Consider this model as you write scenes. Nowadays computation is rarely a scarce resource in your audience’s lives. Most processors are bored, sitting idly and not living up to their full potential. Pretending computation is scarce breaks believability. If ebay can continuously keep looking on my behalf for a great deal on a Ted Baker shirt, the ship’s computer can keep looking for optimal courses on the mission’s behalf.

In this particular scene, the stoic guru has for some reason neglected up to this point to provide a crucial piece of information, and that is the optimal path. Why was it holding this information back if it knew it? How does it know that now? “Well,” I imagine Barcalow saying as he slaps the side of the monitor, “Why didn’t you tell me that the first time I asked you to navigate?” I suspect that, if it had been written with the active academy in mind, it would not end up in the stupid COURSE OPTIMAL zone.

Optimal vs. more optimal than

Part of the believability problem of this particular case may come from the word “optimal,” since that word implies the best out of all possible choices.

But if it’s a stoic guru, it wouldn’t know from optimal. It would just know what you’d asked it or provided it in the past. It would only know relative optimalness amongst the set of courses it had access to. If this system worked that way, the screen text should read something like “34% more optimal than previous course” or “Most optimal of supplied courses.” Either text could show some fuigetry that conveys a comparison of compared parameters below the Big Text Label. But of course the text conveys how embarrassingly limited this would be for a computer. It shouldn’t wait for supplied courses.
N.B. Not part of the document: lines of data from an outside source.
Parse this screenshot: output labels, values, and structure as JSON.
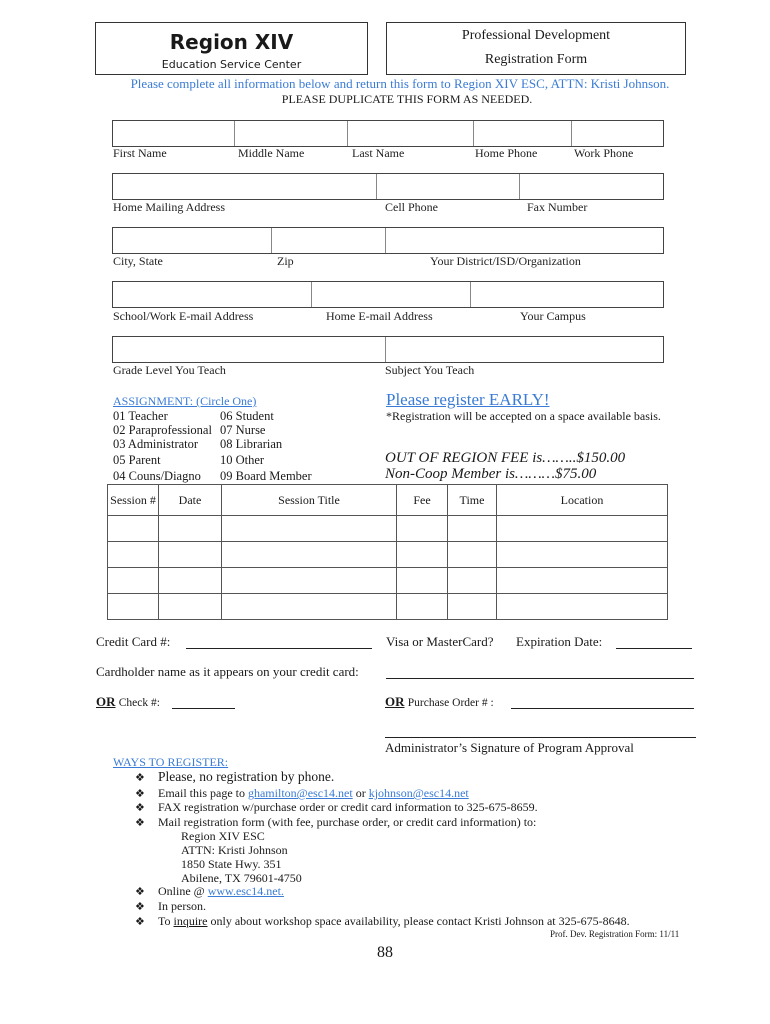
{
  "header": {
    "org_name": "Region XIV",
    "org_subtitle": "Education Service Center",
    "form_title_line1": "Professional Development",
    "form_title_line2": "Registration Form"
  },
  "instructions": "Please complete all information below and return this form to Region XIV ESC, ATTN:  Kristi Johnson.",
  "duplicate_notice": "PLEASE DUPLICATE THIS FORM AS NEEDED.",
  "fields": {
    "first_name": "First Name",
    "middle_name": "Middle Name",
    "last_name": "Last Name",
    "home_phone": "Home Phone",
    "work_phone": "Work Phone",
    "home_address": "Home Mailing Address",
    "cell_phone": "Cell Phone",
    "fax_number": "Fax Number",
    "city_state": "City, State",
    "zip": "Zip",
    "district": "Your District/ISD/Organization",
    "school_email": "School/Work E-mail Address",
    "home_email": "Home E-mail Address",
    "campus": "Your Campus",
    "grade_level": "Grade Level You Teach",
    "subject": "Subject You Teach"
  },
  "assignment": {
    "title": "ASSIGNMENT:  (Circle One)",
    "col1": [
      "01 Teacher",
      "02 Paraprofessional",
      "03 Administrator",
      "05 Parent",
      "04 Couns/Diagno"
    ],
    "col2": [
      "06 Student",
      "07 Nurse",
      "08 Librarian",
      "10 Other",
      "09 Board Member"
    ]
  },
  "early": {
    "title": "Please register EARLY!",
    "note": "*Registration will be accepted on a space available basis."
  },
  "fees": {
    "out_of_region": "OUT OF REGION FEE is……..$150.00",
    "non_coop": "Non-Coop Member is………$75.00"
  },
  "sessions": {
    "headers": [
      "Session #",
      "Date",
      "Session Title",
      "Fee",
      "Time",
      "Location"
    ],
    "rows": [
      [
        "",
        "",
        "",
        "",
        "",
        ""
      ],
      [
        "",
        "",
        "",
        "",
        "",
        ""
      ],
      [
        "",
        "",
        "",
        "",
        "",
        ""
      ],
      [
        "",
        "",
        "",
        "",
        "",
        ""
      ]
    ]
  },
  "payment": {
    "credit_card": "Credit Card #:",
    "visa_mc": "Visa or MasterCard?",
    "expiration": "Expiration Date:",
    "cardholder": "Cardholder name as it appears on your credit card:",
    "or_label": "OR",
    "check": "Check #:",
    "po": "Purchase Order # :",
    "signature": "Administrator’s Signature of Program Approval"
  },
  "ways": {
    "title": "WAYS TO REGISTER:",
    "no_phone": "Please, no registration by phone.",
    "email_prefix": "Email this page to ",
    "email1": "ghamilton@esc14.net",
    "email_or": " or ",
    "email2": "kjohnson@esc14.net",
    "fax": "FAX registration w/purchase order or credit card information to 325-675-8659.",
    "mail": "Mail registration form (with fee, purchase order, or credit card information) to:",
    "address": [
      "Region XIV ESC",
      "ATTN:  Kristi Johnson",
      "1850 State Hwy. 351",
      "Abilene, TX  79601-4750"
    ],
    "online_prefix": "Online @ ",
    "online_link": "www.esc14.net.",
    "in_person": "In person.",
    "inquire_prefix": "To ",
    "inquire_word": "inquire",
    "inquire_suffix": " only about workshop space availability, please contact Kristi Johnson at 325-675-8648.",
    "bullet_icon": "❖"
  },
  "footer": {
    "form_ref": "Prof. Dev. Registration Form:  11/11",
    "page_number": "88"
  },
  "colors": {
    "accent_blue": "#3a7bd5"
  }
}
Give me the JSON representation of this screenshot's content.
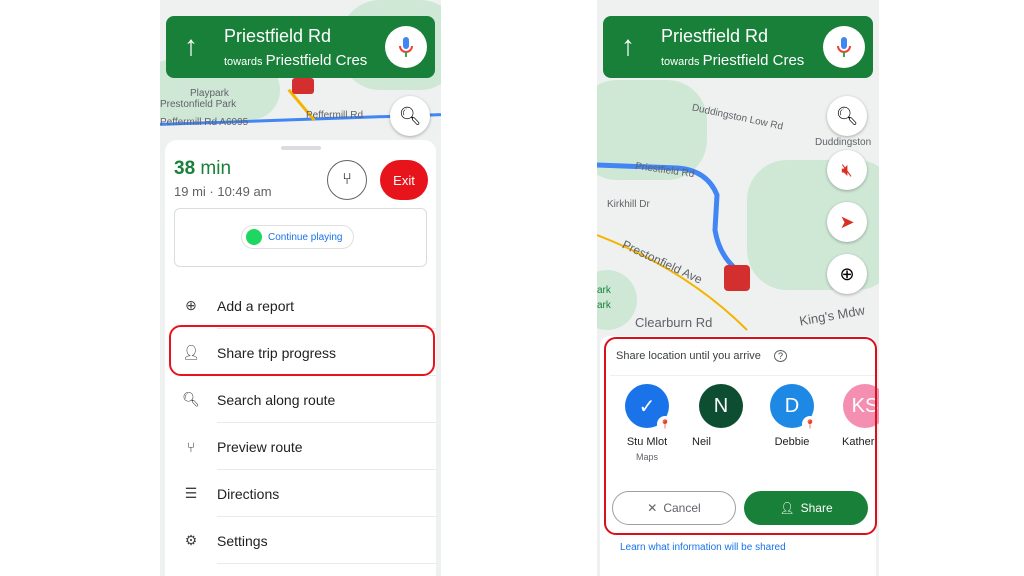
{
  "nav": {
    "street": "Priestfield Rd",
    "towards_prefix": "towards",
    "towards": "Priestfield Cres"
  },
  "left": {
    "map_labels": [
      "Playpark",
      "Prestonfield Park",
      "Peffermill Rd A6095",
      "Peffermill Rd"
    ],
    "eta": {
      "minutes": "38",
      "unit": "min",
      "detail": "19 mi · 10:49 am"
    },
    "exit_label": "Exit",
    "media": {
      "continue_label": "Continue playing"
    },
    "menu": [
      {
        "icon": "add-report-icon",
        "label": "Add a report"
      },
      {
        "icon": "share-trip-icon",
        "label": "Share trip progress"
      },
      {
        "icon": "search-icon",
        "label": "Search along route"
      },
      {
        "icon": "preview-route-icon",
        "label": "Preview route"
      },
      {
        "icon": "directions-list-icon",
        "label": "Directions"
      },
      {
        "icon": "gear-icon",
        "label": "Settings"
      }
    ]
  },
  "right": {
    "map_labels": [
      "Duddingston Low Rd",
      "Duddingston",
      "Priestfield Rd",
      "Kirkhill Dr",
      "Prestonfield Ave",
      "Clearburn Rd",
      "King's Mdw",
      "ark",
      "ark"
    ],
    "share": {
      "title": "Share location until you arrive",
      "contacts": [
        {
          "initial": "✓",
          "name": "Stu Mlot",
          "sub": "Maps",
          "color": "#1a73e8"
        },
        {
          "initial": "N",
          "name": "Neil",
          "sub": "",
          "color": "#0d4d32"
        },
        {
          "initial": "D",
          "name": "Debbie",
          "sub": "",
          "color": "#1e88e5"
        },
        {
          "initial": "KS",
          "name": "Kather",
          "sub": "",
          "color": "#f48fb1"
        }
      ],
      "cancel_label": "Cancel",
      "share_label": "Share",
      "learn_link": "Learn what information will be shared"
    }
  },
  "colors": {
    "nav_green": "#188038",
    "exit_red": "#e8141c",
    "highlight": "#e8141c",
    "route": "#4285f4"
  }
}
If it’s an active academy model, this scene would work differently. It would have either shown him optimal long ago, or show him that it’s still working on the problem and that Ibanez’ is the “Most optimal found.” Neither is entirely satisfying for purposes of the story.


How could this scene gone?

We need a quick beat here to show that in fact, Ibanez is not just some cocky upstart. She really knows what’s up. An appeal to authority is a quick way to do it, but then you have to provide some reason the authority—in this case the computer—hasn’t provided that answer already.

A bigger problem than Starship Troopers

This is a perennial problem for sci-fi, and one that’s becoming more pressing as technology gets more and more powerful. Heroes need to be heroic. But how can they be heroic if computers can and do heroic things for them? What’s the hero doing? Being a heroic babysitter to a vastly powerful force? This will ultimately culminate once we get to the questions raised in Her about actual artificial intelligence.

Fortunately the navigator is not a full-blown artificial intelligence. It’s something less than A.I., and that’s an agentive interface, which gives us our answer. Agentive algorithms can only process what they know, and Ibanez could have been working with an algorithm that the computer didn’t know about. She’s just wrapped up school, so maybe it’s something she developed or co-developed there:

  • Barcalow turns to the nav computer and sees a label: “Custom Course: 34% more efficient than models.”
  • Um…OK…How did you find a better course than the computer could?
  • My grad project nailed the formula for gravity assist through trinary star systems. It hasn’t been published yet.

BAM. She sounds like a badass and the computer doesn’t sound like a character in a cheap sitcom.

So, writers, hopefully that model will help you not make the mistake of penning your computers to be stoic gurus. Next up, we’ll discuss this same short scene with more of a focus on interaction designers.